:: Supplied records

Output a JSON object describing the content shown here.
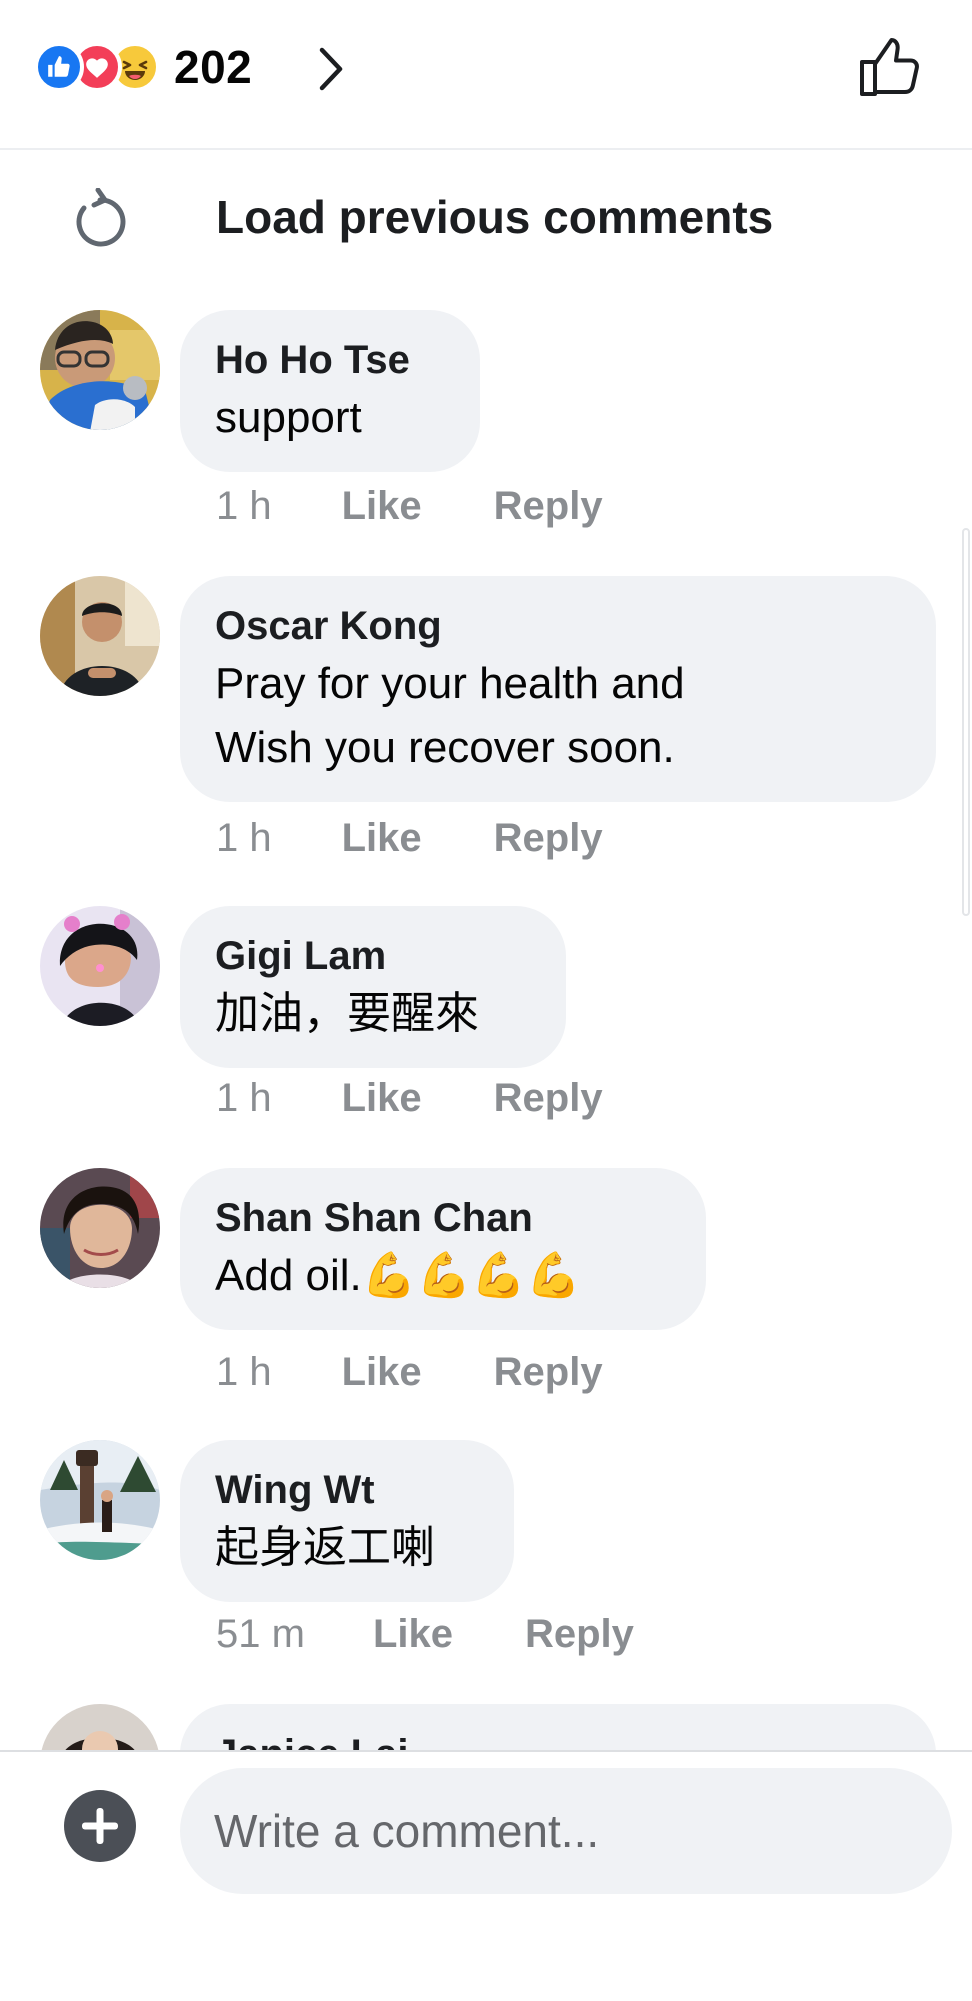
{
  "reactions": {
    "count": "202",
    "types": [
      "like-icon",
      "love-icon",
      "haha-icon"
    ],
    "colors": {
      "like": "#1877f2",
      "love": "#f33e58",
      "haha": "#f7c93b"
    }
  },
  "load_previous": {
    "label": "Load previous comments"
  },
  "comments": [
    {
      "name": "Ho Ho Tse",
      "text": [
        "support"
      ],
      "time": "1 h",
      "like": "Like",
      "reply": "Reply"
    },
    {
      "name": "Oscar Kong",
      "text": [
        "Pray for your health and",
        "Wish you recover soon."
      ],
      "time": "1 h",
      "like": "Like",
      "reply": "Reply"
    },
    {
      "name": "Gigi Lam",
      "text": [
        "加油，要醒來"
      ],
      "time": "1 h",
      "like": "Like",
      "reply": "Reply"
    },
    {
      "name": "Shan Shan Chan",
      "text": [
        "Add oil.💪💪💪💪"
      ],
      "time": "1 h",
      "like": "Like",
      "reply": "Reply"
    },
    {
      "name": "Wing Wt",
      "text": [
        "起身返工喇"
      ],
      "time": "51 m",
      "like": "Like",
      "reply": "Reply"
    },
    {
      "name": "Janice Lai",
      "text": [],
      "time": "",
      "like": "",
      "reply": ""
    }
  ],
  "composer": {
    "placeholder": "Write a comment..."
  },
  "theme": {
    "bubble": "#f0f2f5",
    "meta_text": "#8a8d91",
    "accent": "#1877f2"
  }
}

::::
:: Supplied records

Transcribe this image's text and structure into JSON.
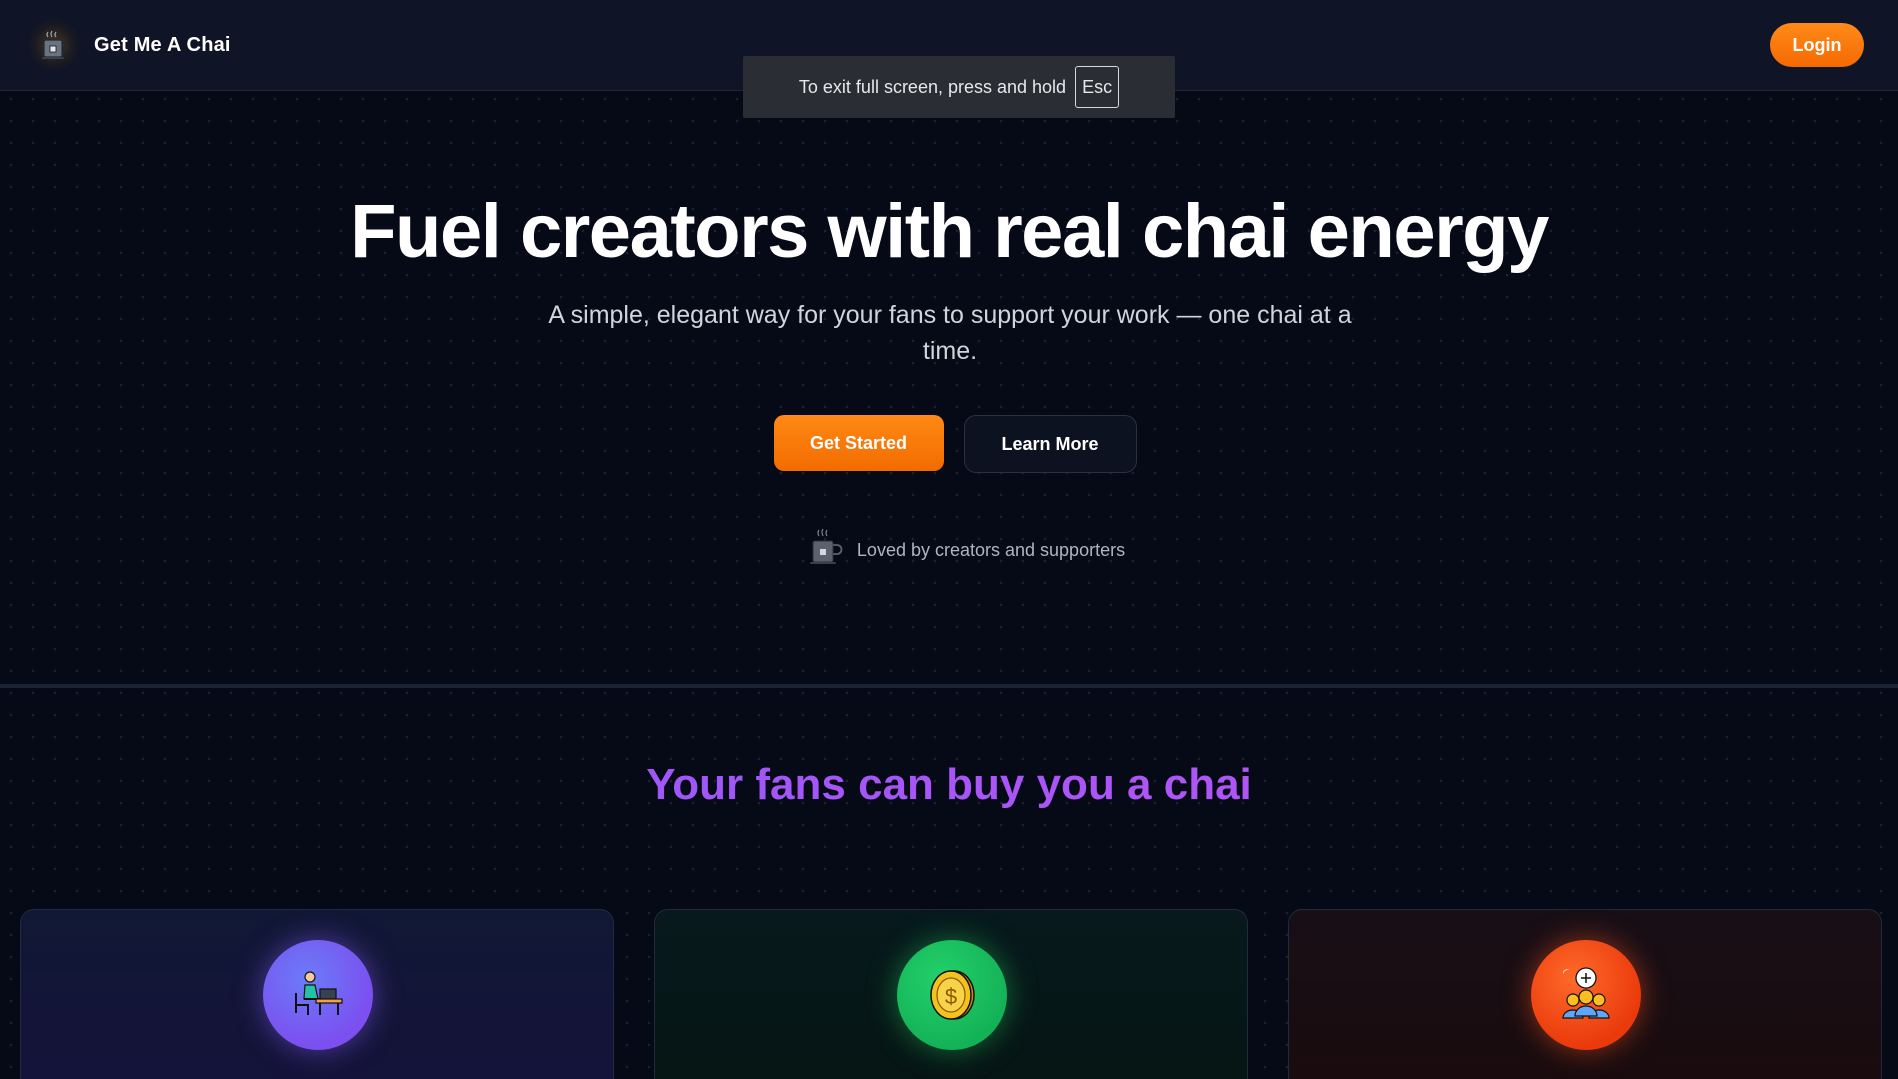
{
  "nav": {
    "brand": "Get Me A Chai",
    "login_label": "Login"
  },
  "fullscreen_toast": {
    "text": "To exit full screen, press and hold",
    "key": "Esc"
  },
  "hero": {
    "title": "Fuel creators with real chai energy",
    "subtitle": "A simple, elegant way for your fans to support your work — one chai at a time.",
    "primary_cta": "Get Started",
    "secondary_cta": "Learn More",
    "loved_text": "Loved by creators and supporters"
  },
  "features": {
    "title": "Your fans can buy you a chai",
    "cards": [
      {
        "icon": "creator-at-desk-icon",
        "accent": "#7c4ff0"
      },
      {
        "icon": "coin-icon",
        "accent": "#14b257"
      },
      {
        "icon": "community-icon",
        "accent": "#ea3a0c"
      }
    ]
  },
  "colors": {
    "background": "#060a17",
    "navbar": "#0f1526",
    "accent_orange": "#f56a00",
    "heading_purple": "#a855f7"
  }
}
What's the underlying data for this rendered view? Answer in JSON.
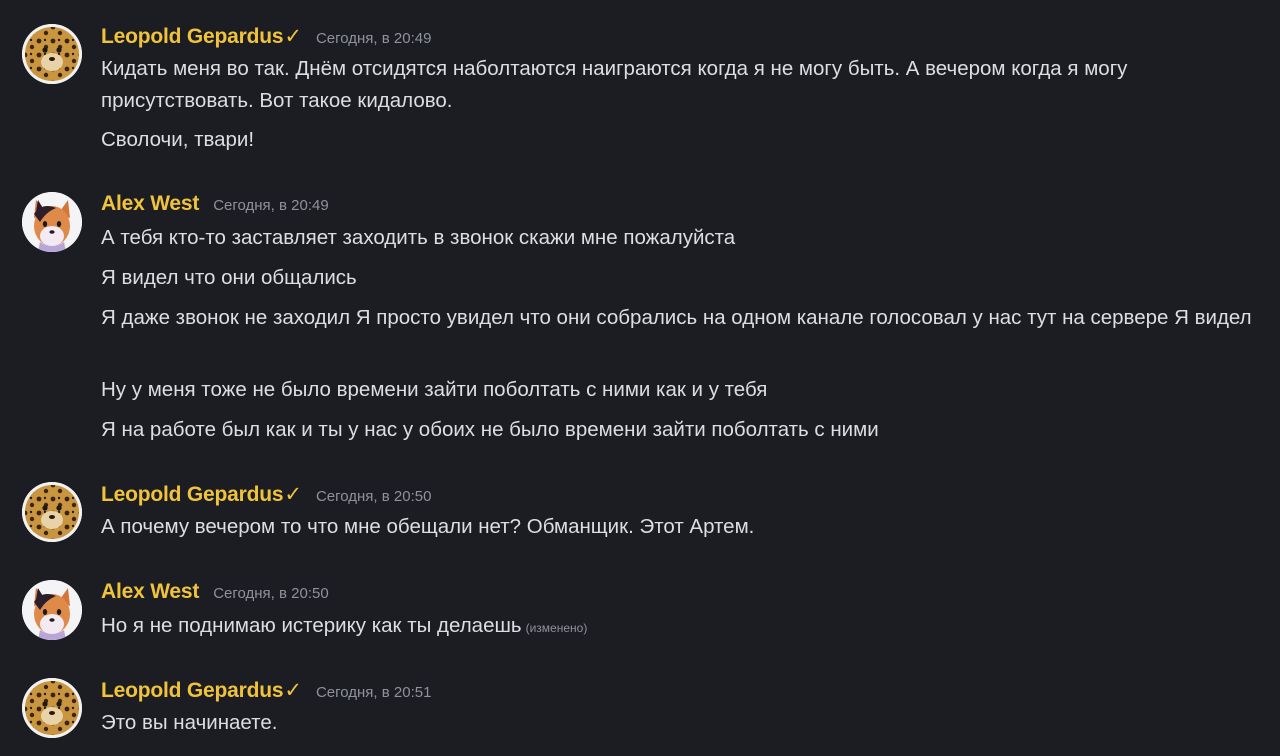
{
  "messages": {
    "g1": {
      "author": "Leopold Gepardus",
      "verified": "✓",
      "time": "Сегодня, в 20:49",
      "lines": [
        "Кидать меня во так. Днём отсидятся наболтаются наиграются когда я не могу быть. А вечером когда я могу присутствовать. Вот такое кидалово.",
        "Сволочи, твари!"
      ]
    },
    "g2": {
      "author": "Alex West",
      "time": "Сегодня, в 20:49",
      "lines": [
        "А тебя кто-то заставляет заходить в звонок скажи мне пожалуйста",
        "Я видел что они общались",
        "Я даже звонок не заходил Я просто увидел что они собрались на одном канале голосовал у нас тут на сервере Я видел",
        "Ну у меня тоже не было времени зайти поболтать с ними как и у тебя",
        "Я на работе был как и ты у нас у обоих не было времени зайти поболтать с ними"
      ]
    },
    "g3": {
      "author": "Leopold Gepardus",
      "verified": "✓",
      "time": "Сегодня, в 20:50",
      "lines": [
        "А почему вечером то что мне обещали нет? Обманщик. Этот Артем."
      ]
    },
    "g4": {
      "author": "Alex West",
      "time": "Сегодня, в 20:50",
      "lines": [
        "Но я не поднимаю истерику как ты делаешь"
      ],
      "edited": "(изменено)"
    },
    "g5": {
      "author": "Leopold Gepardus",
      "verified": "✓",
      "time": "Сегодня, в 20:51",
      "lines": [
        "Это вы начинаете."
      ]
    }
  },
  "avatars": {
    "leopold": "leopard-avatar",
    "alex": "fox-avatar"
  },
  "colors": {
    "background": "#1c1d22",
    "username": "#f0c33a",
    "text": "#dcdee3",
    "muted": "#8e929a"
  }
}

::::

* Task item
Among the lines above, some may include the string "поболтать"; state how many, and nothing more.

* Response
2